If you like to spend as little time on a flight as possible, you were lucky if you were heading east across the country on Monday.
A roaring jet stream was present across much of the Midwest, into the Great Lakes and New England. A weather balloon launched at the National Weather Service office in Green Bay, Wisconsin, recorded a wind speed of 238 mph at just over 30,000 feet.
Those tailwinds helped planes shave about an hour off their typical cross-country flight times to the East Coast.
An American Airlines flight on Monday made it from Los Angeles International Airport to Boston's Logan Airport in 4 hours and 24 minutes, according to FlightAware.com, with relative ground speeds reaching 740 mph at times during the flight.
Last Wednesday, that same flight took 5 hours and 9 minutes, and it took 5 hours and 32 minutes on Dec. 18, according to FlightAware.
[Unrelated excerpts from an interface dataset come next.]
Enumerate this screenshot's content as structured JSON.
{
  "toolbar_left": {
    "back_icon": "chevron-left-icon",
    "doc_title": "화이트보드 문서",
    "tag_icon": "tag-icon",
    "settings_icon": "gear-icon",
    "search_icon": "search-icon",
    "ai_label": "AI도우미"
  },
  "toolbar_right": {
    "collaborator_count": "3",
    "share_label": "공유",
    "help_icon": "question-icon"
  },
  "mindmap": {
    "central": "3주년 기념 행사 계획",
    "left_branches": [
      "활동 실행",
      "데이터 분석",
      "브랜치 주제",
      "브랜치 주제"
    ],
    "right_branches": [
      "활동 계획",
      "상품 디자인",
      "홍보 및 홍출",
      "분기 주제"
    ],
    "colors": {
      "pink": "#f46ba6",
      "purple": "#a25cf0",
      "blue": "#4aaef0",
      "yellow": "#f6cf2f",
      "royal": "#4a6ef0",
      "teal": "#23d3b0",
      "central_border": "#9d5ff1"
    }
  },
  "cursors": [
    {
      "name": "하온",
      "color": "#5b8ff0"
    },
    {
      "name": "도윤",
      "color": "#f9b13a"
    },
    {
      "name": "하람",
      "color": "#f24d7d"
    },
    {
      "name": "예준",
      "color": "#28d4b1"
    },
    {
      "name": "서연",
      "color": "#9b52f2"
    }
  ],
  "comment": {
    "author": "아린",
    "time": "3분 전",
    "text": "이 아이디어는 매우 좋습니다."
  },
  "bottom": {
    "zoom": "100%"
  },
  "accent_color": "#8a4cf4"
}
However, a reverse fate awaited those trying to head west with strong headwinds, making for a much longer flight.
Another flight heading from Boston to Los Angeles Monday took an elongated flight path up into the southern corner of Manitoba and northern Minnesota to dodge the headwind, landing in Los Angeles after a 7 hour and 38-minute flight.
That flight was two minutes longer than the Iceland Air flight that went from Seattle to Reykjavik, Iceland, according to FlightAware. That flight is typically a 1,000-mile longer flight path.
For one plane that flew into the headwind, the slow progress required an unscheduled stop.
American Airlines confirmed to FOX Weather a tweeted report by @MichaelPageWx that American Air flight 2323 from Boston to Phoenix had to divert to Oklahoma City to refuel after encountering the strong headwinds.
The jet stream was expected to remain nearly as strong through Tuesday then weaken a bit toward the end of the week, though still providing decent tailwinds for eastbound aircraft.